> _TASK ITEM_
Copy each line of the records that contains the word "title".

[Source records]
=== Section Start ===

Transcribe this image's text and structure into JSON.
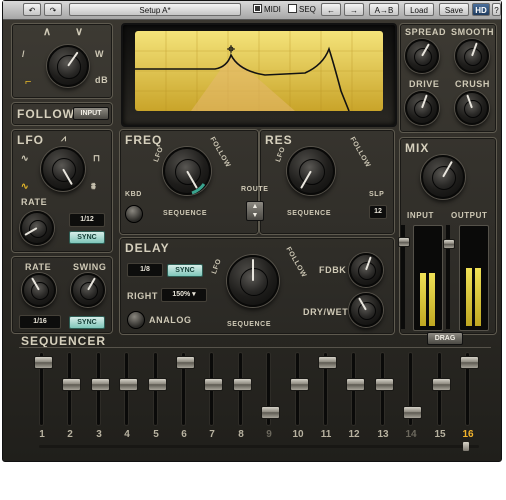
{
  "toolbar": {
    "undo_icon": "undo-arrow-icon",
    "redo_icon": "redo-arrow-icon",
    "preset_name": "Setup A*",
    "midi_label": "MIDI",
    "midi_checked": true,
    "seq_label": "SEQ",
    "seq_checked": false,
    "ab_label": "A→B",
    "load_label": "Load",
    "save_label": "Save",
    "hd_label": "HD",
    "help_label": "?"
  },
  "filter": {
    "waveform_labels": [
      "/",
      "W",
      "dB"
    ],
    "follow_label": "FOLLOW",
    "input_button": "INPUT",
    "display_color": "#e8d24a"
  },
  "lfo": {
    "title": "LFO",
    "rate_label": "RATE",
    "rate_value": "1/12",
    "sync_label": "SYNC",
    "shape_icons": [
      "sine-wave-icon",
      "saw-icon",
      "square-icon",
      "random-icon",
      "triangle-icon"
    ]
  },
  "rate_swing": {
    "rate_label": "RATE",
    "swing_label": "SWING",
    "rate_value": "1/16",
    "sync_label": "SYNC"
  },
  "freq": {
    "title": "FREQ",
    "lfo_label": "LFO",
    "follow_label": "FOLLOW",
    "sequence_label": "SEQUENCE",
    "kbd_label": "KBD"
  },
  "res": {
    "title": "RES",
    "lfo_label": "LFO",
    "follow_label": "FOLLOW",
    "sequence_label": "SEQUENCE",
    "slp_label": "SLP",
    "slp_value": "12"
  },
  "route": {
    "label": "ROUTE"
  },
  "right": {
    "spread_label": "SPREAD",
    "smooth_label": "SMOOTH",
    "drive_label": "DRIVE",
    "crush_label": "CRUSH",
    "mix_label": "MIX",
    "input_label": "INPUT",
    "output_label": "OUTPUT",
    "input_level": 0.55,
    "output_level": 0.6
  },
  "delay": {
    "title": "DELAY",
    "time_value": "1/8",
    "sync_label": "SYNC",
    "right_label": "RIGHT",
    "right_value": "150%",
    "analog_label": "ANALOG",
    "lfo_label": "LFO",
    "follow_label": "FOLLOW",
    "sequence_label": "SEQUENCE",
    "fdbk_label": "FDBK",
    "drywet_label": "DRY/WET"
  },
  "sequencer": {
    "title": "SEQUENCER",
    "drag_label": "DRAG",
    "steps": [
      {
        "label": "1",
        "value": 0.95
      },
      {
        "label": "2",
        "value": 0.6
      },
      {
        "label": "3",
        "value": 0.6
      },
      {
        "label": "4",
        "value": 0.6
      },
      {
        "label": "5",
        "value": 0.6
      },
      {
        "label": "6",
        "value": 0.95
      },
      {
        "label": "7",
        "value": 0.6
      },
      {
        "label": "8",
        "value": 0.6
      },
      {
        "label": "9",
        "value": 0.15
      },
      {
        "label": "10",
        "value": 0.6
      },
      {
        "label": "11",
        "value": 0.95
      },
      {
        "label": "12",
        "value": 0.6
      },
      {
        "label": "13",
        "value": 0.6
      },
      {
        "label": "14",
        "value": 0.15
      },
      {
        "label": "15",
        "value": 0.6
      },
      {
        "label": "16",
        "value": 0.95
      }
    ],
    "active_step": "16"
  }
}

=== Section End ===

> _YOUR RESPONSE_
    "title": "LFO",
    "title": "FREQ",
    "title": "RES",
    "title": "DELAY",
    "title": "SEQUENCER",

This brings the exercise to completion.